“Bindu” is the fourth CD in Michael Brant DeMaria’s Healing Sound Project and marks a subtle yet intriguing directional shift in his music. While his 30 years as a practitioner and teacher of meditation have always been reflected in his music, his previous releases have had an earthy connection with the natural world, in contrast to this album which explores our inner nature with a more introspective ambience. According to Michael: “Bindu is a Sanskrit word meaning ‘point’ and is often used to signify the moment of creation – both in a universal and deeply personal sense. Bindu reminds us of the miracle of this moment – the miracle of life, the miracle of each breath – and the miracle of each of us.”
This mention of the breath is significant, in that it represents a recurring element in the music of “Bindu.” Frequently throughout the course of the album, a deep reverberant exhale is heard, accentuating the meditative nature of the music. I found this to have a relaxing effect and it reminded me to focus on my breathing helping to create a deeper experience of this healing journey.
The album begins with “The Way Beyond” which serves as a portal, being the most upbeat track and maintaining a connection to the outer world with its’ earthy percussion and Native flute that Michael is so well known for. His flute playing on this piece features long sustained notes and melodic phrases over a rhythmic background for the first half of the song, until it evolves into a quieter space, where the flute used is used more percussively, blowing shorter notes over a more subdued rhythm along with synthesizers and piano. One thing that stood out to me here, and has always impressed me on the three albums of Michael’s music that I have reviewed, is his impeccable sense of arrangement – the way every instrument and element is so perfectly placed and balanced.
Beginning with the aforementioned deep breath, track 2, “Journey Within,” lives up to its’ name as we enter a more ambient soundscape of spacious electronica, choirs, and echoed bells.

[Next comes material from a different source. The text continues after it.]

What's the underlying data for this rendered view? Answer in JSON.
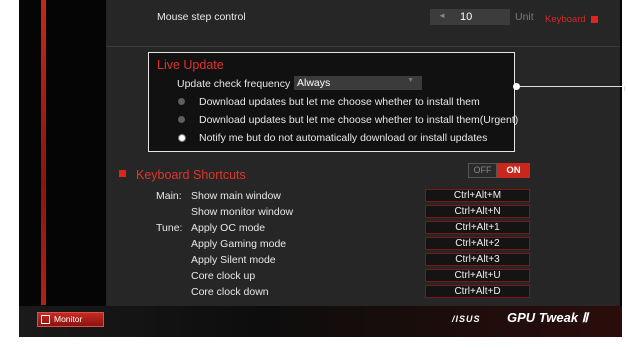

From this point on until much later in the album, we are journeying through musical dimensions where sonic textures and atmospheres take precedent over rhythms, reminding me of the kind of music often heard on Hearts Of Space or Echoes radio programs and some of the more ethereal sounds of artists like Steve Roach or Jonn Serrie. While there is perhaps less of Michael’s signature Native flute playing than on his other albums, songs like “Twilight” feature it prominently and tastefully in one of the more minimalist track on the album. What “Bindu” does have in abundance is synthesizers. Not that these are uncommon to Michael’s music, but they are more predominate and are perfectly used here to achieve the goal of creating a deeply meditative mystical listening experience. A lot of the music takes on the feel of a shamanic journey.
Track 8, the title track, is the only other song that uses rhythm and beats. I’m not sure what instruments or samples Michael used to create the groove but it’s very cool and exotic. I recall commenting in a review of his “In The Flow” CD, how impressed I was impressed with his creative and innovative use of percussion and rhythm. With a trance-inducing drone in the background and layers of keyboard textures, the track has both motion and space – a wonderful combination that evokes the dance of creation. The last two compositions are totally expansive and leave the listener floating on an inner ocean of consciousness.
I’ve been a huge fan of Grammy-nominated Michael Brant DeMaria, whose “Gaia album was the first review on the Music and Media Focus website. I have enjoyed everything I’ve heard by him, however, as someone with a particular affinity for atmospheric synthesizer music, I’d have to say that this is my favorite so far. I also especially liked the cover art, which he designed, that captures the “moment of creation” theme of “Bindu.” In addition to his obvious musical abilities, I’ve felt good about recommending his albums since a portion of the proceeds have gone to supporting charitable causes such as wildlife rescue and recovery. As a psychologist, author, and speaker, Michael has a keen sense of the healing effect of music, which is beautifully reflected in his latest release, as it is in all his music.